Like the services and products they provide, a customer’s interactions with a business should be a pleasant and helpful experience. However, there are many complications and shortcomings within customer journeys that can turn these interactions into difficult, frustrating experiences.
These moments are known as pain points, which indicate real or perceived problems experienced by customers during interactions with your company. A few types of pain points felt by all types of customers, as discussed by MyCustomer.com, include:
- Waiting too long for answers to questions
- Being unable to order the desired product
- Receiving unsatisfactory customer service
- Experiencing confusion during shopping experiences
- Not finding a product or service within budget
However, these many types of pain points look different for every business and can only be determined by devoting time and effort to finding your company’s specific issues. The benefits for both satisfaction and sales completion will make the effort well worth it.
How Do I Find Customer Pain Points?
Now that you’ve understood what the problems are, you’ll need to find how and when they happen in your customers’ journeys. While these issues will be unique for each company, there are multiple approaches to finding them that can be applied to all businesses and customers. There are many potential methods, including:
- Interviewing Your Team - Whatever industry your company may be in, it’s crucial that you incorporate members of all departments in order to gain varied and unique insights into potential customer pain points. The more you do so, the less likely you are to overlook crucial elements.
- Walking in the Customer’s Shoes - It can be beneficial to walk through entire business interactions on your own, pretending to be a customer and completing all aspects of a sale like anyone else. By experiencing what customers experience, you can live out the reality of interacting with your business instead of only hypothesizing.
- Surveying Your Customers - Sometimes, the direct approach is best. Send online surveys to your customers or provide in-person interviews, where they can openly and honestly provide feedback concerning their best and worst experiences with your company.
- Reviewing Support Calls and Claims - Your customer service team will often have the most direct and honest contact with customers in their pain. Recorded support calls, online chats and claims sent can detail these issues, as well as how they were resolved.
- Collecting and Analyzing Website Data - If you have properly integrated your online presence with back-end data analytics, you will have massive amounts of information that detail your customers’ actions, including their pain points, when interacting with your company. When used correctly, a business can see trends and issues that may be preventing sales completions and return visits, as well as what solutions to implement in as little time as possible.
- Reading Online Feedback - As discussed by Clariant Creative, people are more willing than ever to express their opinions online concerning companies through social media, blogs, review sites and comment sections. Public feedback can often spell out the areas to improve in clear, emotionally-relatable ways.
All of these elements of insight gathering can be combined for a larger, more complete way to find customer pain points: the creation of a journey map.
Creating a Journey Map that Identifies Pain Points
Journey maps can help create detailed layouts of how customers interact with your business, showing how they move from their first interaction to their eventual sales completion.

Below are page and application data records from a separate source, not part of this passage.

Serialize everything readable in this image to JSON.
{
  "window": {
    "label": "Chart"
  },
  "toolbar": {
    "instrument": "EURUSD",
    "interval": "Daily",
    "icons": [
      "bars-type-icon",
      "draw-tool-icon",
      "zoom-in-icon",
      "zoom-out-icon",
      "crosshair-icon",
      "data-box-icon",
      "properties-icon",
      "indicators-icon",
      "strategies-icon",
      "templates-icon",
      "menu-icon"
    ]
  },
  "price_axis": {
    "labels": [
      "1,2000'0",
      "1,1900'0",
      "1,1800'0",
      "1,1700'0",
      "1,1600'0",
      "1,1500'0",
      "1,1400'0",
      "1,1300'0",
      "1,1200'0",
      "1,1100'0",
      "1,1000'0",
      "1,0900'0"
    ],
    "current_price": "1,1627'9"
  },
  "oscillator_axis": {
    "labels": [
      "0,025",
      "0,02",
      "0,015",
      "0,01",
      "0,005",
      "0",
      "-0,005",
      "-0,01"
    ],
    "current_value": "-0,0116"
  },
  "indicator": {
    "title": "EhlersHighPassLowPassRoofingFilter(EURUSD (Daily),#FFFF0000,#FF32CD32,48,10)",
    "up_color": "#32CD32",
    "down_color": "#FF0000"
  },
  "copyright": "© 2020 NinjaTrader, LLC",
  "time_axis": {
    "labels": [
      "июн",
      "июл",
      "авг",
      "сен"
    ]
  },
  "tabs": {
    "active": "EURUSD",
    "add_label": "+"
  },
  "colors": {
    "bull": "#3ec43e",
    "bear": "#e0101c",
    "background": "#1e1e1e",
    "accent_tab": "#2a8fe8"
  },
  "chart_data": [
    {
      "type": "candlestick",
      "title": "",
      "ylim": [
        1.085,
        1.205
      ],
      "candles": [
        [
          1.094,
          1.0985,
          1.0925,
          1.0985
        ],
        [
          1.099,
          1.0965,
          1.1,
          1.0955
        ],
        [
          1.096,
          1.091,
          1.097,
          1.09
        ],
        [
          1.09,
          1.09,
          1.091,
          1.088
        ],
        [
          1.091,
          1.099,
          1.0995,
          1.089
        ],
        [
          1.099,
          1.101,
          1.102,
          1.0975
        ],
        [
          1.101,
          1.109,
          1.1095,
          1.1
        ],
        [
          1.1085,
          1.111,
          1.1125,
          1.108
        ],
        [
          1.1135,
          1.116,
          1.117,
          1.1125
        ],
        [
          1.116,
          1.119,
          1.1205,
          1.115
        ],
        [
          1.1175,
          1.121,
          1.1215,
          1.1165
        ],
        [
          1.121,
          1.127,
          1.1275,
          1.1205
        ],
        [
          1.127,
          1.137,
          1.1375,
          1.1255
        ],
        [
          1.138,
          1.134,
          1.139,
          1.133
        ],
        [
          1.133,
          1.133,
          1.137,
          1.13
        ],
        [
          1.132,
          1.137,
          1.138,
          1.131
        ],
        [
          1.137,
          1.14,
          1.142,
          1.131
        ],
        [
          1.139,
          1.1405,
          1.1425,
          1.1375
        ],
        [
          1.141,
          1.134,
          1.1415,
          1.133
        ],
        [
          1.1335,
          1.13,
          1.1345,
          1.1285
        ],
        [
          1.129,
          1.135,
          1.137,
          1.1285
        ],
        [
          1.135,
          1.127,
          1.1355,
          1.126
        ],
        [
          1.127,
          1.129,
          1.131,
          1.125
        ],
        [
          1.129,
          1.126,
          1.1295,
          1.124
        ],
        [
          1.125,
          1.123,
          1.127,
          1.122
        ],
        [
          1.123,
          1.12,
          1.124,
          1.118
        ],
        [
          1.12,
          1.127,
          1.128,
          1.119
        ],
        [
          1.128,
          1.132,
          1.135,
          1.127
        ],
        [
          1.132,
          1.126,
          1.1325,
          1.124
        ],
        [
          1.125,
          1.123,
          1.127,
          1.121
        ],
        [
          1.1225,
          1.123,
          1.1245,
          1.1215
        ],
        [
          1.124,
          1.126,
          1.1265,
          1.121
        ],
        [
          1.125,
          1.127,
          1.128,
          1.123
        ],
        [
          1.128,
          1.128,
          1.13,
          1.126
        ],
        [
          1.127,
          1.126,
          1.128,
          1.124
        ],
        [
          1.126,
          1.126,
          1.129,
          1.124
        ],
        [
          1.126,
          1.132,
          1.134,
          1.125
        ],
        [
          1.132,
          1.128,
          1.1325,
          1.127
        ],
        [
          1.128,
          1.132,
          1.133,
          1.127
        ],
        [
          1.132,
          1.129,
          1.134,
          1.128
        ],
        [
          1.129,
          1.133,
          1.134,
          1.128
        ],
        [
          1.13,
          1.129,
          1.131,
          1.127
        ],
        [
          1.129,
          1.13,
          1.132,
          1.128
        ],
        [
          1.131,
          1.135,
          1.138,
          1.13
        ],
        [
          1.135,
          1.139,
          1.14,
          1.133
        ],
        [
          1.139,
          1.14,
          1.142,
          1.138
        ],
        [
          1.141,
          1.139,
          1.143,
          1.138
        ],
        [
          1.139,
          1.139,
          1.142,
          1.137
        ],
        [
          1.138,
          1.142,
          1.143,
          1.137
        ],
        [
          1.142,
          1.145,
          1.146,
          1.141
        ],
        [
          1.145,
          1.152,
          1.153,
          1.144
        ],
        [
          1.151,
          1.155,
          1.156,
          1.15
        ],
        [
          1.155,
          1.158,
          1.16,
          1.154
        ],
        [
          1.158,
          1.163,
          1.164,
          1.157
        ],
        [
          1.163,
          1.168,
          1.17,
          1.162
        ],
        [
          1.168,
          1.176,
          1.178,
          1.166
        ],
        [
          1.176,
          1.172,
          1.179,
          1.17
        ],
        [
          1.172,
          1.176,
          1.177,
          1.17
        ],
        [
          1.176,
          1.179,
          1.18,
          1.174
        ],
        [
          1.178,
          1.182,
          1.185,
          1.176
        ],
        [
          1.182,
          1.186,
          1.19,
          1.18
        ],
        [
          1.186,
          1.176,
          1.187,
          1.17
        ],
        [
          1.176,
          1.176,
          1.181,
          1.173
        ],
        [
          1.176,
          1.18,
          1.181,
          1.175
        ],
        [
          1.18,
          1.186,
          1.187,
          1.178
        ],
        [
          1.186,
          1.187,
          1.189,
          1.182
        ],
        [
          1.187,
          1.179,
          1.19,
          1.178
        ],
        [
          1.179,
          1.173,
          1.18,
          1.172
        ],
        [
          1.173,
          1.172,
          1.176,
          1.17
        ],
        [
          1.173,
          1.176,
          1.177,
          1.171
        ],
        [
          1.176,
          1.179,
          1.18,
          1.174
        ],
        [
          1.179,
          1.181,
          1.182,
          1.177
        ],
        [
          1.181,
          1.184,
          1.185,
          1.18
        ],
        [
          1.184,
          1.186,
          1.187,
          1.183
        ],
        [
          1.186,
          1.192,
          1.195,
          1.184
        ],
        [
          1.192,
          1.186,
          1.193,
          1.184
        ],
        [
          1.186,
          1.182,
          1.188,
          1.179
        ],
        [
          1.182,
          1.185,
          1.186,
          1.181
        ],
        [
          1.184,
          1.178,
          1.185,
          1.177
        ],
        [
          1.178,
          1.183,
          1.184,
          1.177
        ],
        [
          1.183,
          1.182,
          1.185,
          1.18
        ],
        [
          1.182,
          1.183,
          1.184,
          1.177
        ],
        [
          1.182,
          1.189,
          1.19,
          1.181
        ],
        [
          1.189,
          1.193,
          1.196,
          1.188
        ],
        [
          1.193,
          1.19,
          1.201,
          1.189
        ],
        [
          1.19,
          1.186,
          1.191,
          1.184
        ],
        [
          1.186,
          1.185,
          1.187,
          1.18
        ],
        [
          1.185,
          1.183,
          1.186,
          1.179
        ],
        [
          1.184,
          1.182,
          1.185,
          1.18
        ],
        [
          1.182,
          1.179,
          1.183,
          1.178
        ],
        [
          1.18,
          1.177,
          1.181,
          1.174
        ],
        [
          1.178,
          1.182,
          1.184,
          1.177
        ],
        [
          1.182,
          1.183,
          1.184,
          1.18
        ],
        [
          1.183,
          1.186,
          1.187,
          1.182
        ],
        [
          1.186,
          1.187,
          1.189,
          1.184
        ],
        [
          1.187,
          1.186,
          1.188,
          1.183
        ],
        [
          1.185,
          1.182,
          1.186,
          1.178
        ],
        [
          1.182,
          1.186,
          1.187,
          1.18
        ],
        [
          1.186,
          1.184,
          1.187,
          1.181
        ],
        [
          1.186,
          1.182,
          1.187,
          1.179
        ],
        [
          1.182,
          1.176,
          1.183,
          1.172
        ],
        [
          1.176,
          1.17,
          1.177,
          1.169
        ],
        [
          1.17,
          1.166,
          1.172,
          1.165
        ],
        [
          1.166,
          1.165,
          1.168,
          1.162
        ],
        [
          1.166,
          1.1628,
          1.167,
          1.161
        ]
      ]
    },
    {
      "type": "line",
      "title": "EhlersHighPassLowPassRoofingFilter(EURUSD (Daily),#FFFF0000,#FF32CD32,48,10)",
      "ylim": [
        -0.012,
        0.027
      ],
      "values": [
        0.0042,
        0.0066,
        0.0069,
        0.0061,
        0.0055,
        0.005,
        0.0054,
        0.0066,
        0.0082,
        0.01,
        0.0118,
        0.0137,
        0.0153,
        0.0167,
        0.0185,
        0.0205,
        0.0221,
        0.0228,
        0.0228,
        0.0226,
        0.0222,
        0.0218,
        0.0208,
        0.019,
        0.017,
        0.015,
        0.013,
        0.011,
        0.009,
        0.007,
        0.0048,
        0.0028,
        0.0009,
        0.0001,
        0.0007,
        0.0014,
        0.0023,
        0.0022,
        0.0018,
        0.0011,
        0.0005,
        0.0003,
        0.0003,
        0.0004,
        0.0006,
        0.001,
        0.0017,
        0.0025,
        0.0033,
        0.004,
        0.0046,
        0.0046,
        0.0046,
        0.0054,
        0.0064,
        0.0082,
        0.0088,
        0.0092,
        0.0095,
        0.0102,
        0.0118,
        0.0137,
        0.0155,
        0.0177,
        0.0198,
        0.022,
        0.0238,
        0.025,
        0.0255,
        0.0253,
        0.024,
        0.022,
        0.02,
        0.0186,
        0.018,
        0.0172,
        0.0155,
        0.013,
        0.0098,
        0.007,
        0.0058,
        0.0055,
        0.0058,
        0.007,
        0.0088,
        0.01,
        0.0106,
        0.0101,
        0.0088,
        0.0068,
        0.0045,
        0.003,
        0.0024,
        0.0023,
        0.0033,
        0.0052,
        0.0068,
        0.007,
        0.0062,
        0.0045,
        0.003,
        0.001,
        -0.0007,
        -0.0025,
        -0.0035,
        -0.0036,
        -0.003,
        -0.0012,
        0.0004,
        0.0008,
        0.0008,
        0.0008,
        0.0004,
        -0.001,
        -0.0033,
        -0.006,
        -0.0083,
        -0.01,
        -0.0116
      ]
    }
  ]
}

However, customer journey maps should include the reality of lost customers and pain points that are encountered in day-to-day business interactions. While some may be tempted to create an optimal journey map that does not include their company’s shortcomings, these will do little to eliminate pain points and improve future customer experiences. Journey maps can be made more accurate by cataloging your company's touchpoints to see how you interact with potential and existing customers.
The hallmarks of a successful journey map are honesty and factual basis. As discussed by I-Scoop.eu, it is important to pay attention to the emotions of customers, as these emotions often become the most influential and memorable moments in the customer journey. By understanding and eliminating pain, as well as reinforcing positive interactions throughout the customer journey, your conversion and sales-focused business goals can be better met without forgetting the people who support your business.
Once you’ve found your biggest customer pain points, the question becomes, what do I do about them? Strategies and more can be found in Part 2: Fixing Your Biggest Customer Pain Points.